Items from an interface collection
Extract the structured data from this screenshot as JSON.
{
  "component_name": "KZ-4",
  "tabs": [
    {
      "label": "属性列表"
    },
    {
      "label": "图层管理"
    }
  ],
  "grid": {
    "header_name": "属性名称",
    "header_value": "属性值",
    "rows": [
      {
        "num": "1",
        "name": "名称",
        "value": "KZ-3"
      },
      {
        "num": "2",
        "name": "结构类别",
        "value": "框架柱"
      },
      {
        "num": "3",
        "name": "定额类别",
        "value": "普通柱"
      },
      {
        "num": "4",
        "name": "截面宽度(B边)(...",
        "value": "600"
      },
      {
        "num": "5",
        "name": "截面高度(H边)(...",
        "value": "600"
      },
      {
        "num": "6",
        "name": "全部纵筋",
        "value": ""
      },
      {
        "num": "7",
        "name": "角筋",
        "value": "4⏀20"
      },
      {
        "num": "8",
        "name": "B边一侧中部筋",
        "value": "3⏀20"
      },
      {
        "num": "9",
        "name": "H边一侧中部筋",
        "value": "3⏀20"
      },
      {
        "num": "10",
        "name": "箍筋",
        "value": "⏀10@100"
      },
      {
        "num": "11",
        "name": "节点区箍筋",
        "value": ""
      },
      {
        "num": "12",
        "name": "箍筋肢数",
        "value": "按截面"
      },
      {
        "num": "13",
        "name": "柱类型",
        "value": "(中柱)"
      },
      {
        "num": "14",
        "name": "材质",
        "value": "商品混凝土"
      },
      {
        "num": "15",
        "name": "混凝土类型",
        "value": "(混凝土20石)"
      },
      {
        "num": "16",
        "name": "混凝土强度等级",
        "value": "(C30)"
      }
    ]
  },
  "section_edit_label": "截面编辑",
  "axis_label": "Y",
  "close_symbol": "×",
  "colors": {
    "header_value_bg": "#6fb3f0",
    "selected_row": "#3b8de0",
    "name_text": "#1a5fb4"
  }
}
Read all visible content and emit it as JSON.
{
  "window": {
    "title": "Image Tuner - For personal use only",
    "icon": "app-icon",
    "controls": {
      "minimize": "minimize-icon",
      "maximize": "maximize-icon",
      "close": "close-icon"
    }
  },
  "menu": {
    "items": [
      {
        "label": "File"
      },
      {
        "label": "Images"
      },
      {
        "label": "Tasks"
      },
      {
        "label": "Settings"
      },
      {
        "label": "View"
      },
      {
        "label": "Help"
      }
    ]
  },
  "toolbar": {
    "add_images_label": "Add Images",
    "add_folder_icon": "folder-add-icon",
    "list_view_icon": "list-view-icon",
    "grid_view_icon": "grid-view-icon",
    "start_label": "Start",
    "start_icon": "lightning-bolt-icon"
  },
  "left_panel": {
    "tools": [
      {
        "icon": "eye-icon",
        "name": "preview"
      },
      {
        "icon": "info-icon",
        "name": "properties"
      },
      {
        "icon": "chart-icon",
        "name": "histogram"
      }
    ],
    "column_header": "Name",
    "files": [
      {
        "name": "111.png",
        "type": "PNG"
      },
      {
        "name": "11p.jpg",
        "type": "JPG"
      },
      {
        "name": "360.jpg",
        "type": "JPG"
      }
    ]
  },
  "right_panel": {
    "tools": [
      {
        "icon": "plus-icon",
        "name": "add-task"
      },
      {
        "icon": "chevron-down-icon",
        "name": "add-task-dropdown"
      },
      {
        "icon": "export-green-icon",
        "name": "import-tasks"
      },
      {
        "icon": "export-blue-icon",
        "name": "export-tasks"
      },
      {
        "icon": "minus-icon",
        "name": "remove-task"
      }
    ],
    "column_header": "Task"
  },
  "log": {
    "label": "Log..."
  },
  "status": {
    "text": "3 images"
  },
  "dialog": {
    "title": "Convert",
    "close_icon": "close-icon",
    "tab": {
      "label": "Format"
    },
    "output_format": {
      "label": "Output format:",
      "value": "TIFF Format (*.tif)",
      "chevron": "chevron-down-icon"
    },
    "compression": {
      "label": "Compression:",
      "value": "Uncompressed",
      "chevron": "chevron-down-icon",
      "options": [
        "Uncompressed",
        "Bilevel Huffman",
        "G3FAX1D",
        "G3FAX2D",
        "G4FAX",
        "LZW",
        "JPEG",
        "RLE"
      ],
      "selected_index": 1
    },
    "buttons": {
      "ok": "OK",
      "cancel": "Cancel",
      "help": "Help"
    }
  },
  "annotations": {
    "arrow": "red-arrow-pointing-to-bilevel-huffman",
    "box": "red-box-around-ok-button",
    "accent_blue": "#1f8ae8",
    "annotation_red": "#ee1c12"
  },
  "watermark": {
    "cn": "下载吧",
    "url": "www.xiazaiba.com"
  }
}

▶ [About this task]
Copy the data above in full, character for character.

▶ [Response to the task]
Extract the structured data from this screenshot as JSON.
{
  "component_name": "KZ-4",
  "tabs": [
    {
      "label": "属性列表"
    },
    {
      "label": "图层管理"
    }
  ],
  "grid": {
    "header_name": "属性名称",
    "header_value": "属性值",
    "rows": [
      {
        "num": "1",
        "name": "名称",
        "value": "KZ-3"
      },
      {
        "num": "2",
        "name": "结构类别",
        "value": "框架柱"
      },
      {
        "num": "3",
        "name": "定额类别",
        "value": "普通柱"
      },
      {
        "num": "4",
        "name": "截面宽度(B边)(...",
        "value": "600"
      },
      {
        "num": "5",
        "name": "截面高度(H边)(...",
        "value": "600"
      },
      {
        "num": "6",
        "name": "全部纵筋",
        "value": ""
      },
      {
        "num": "7",
        "name": "角筋",
        "value": "4⏀20"
      },
      {
        "num": "8",
        "name": "B边一侧中部筋",
        "value": "3⏀20"
      },
      {
        "num": "9",
        "name": "H边一侧中部筋",
        "value": "3⏀20"
      },
      {
        "num": "10",
        "name": "箍筋",
        "value": "⏀10@100"
      },
      {
        "num": "11",
        "name": "节点区箍筋",
        "value": ""
      },
      {
        "num": "12",
        "name": "箍筋肢数",
        "value": "按截面"
      },
      {
        "num": "13",
        "name": "柱类型",
        "value": "(中柱)"
      },
      {
        "num": "14",
        "name": "材质",
        "value": "商品混凝土"
      },
      {
        "num": "15",
        "name": "混凝土类型",
        "value": "(混凝土20石)"
      },
      {
        "num": "16",
        "name": "混凝土强度等级",
        "value": "(C30)"
      }
    ]
  },
  "section_edit_label": "截面编辑",
  "axis_label": "Y",
  "close_symbol": "×",
  "colors": {
    "header_value_bg": "#6fb3f0",
    "selected_row": "#3b8de0",
    "name_text": "#1a5fb4"
  }
}
Read all visible content and emit it as JSON.
{
  "window": {
    "title": "Image Tuner - For personal use only",
    "icon": "app-icon",
    "controls": {
      "minimize": "minimize-icon",
      "maximize": "maximize-icon",
      "close": "close-icon"
    }
  },
  "menu": {
    "items": [
      {
        "label": "File"
      },
      {
        "label": "Images"
      },
      {
        "label": "Tasks"
      },
      {
        "label": "Settings"
      },
      {
        "label": "View"
      },
      {
        "label": "Help"
      }
    ]
  },
  "toolbar": {
    "add_images_label": "Add Images",
    "add_folder_icon": "folder-add-icon",
    "list_view_icon": "list-view-icon",
    "grid_view_icon": "grid-view-icon",
    "start_label": "Start",
    "start_icon": "lightning-bolt-icon"
  },
  "left_panel": {
    "tools": [
      {
        "icon": "eye-icon",
        "name": "preview"
      },
      {
        "icon": "info-icon",
        "name": "properties"
      },
      {
        "icon": "chart-icon",
        "name": "histogram"
      }
    ],
    "column_header": "Name",
    "files": [
      {
        "name": "111.png",
        "type": "PNG"
      },
      {
        "name": "11p.jpg",
        "type": "JPG"
      },
      {
        "name": "360.jpg",
        "type": "JPG"
      }
    ]
  },
  "right_panel": {
    "tools": [
      {
        "icon": "plus-icon",
        "name": "add-task"
      },
      {
        "icon": "chevron-down-icon",
        "name": "add-task-dropdown"
      },
      {
        "icon": "export-green-icon",
        "name": "import-tasks"
      },
      {
        "icon": "export-blue-icon",
        "name": "export-tasks"
      },
      {
        "icon": "minus-icon",
        "name": "remove-task"
      }
    ],
    "column_header": "Task"
  },
  "log": {
    "label": "Log..."
  },
  "status": {
    "text": "3 images"
  },
  "dialog": {
    "title": "Convert",
    "close_icon": "close-icon",
    "tab": {
      "label": "Format"
    },
    "output_format": {
      "label": "Output format:",
      "value": "TIFF Format (*.tif)",
      "chevron": "chevron-down-icon"
    },
    "compression": {
      "label": "Compression:",
      "value": "Uncompressed",
      "chevron": "chevron-down-icon",
      "options": [
        "Uncompressed",
        "Bilevel Huffman",
        "G3FAX1D",
        "G3FAX2D",
        "G4FAX",
        "LZW",
        "JPEG",
        "RLE"
      ],
      "selected_index": 1
    },
    "buttons": {
      "ok": "OK",
      "cancel": "Cancel",
      "help": "Help"
    }
  },
  "annotations": {
    "arrow": "red-arrow-pointing-to-bilevel-huffman",
    "box": "red-box-around-ok-button",
    "accent_blue": "#1f8ae8",
    "annotation_red": "#ee1c12"
  },
  "watermark": {
    "cn": "下载吧",
    "url": "www.xiazaiba.com"
  }
}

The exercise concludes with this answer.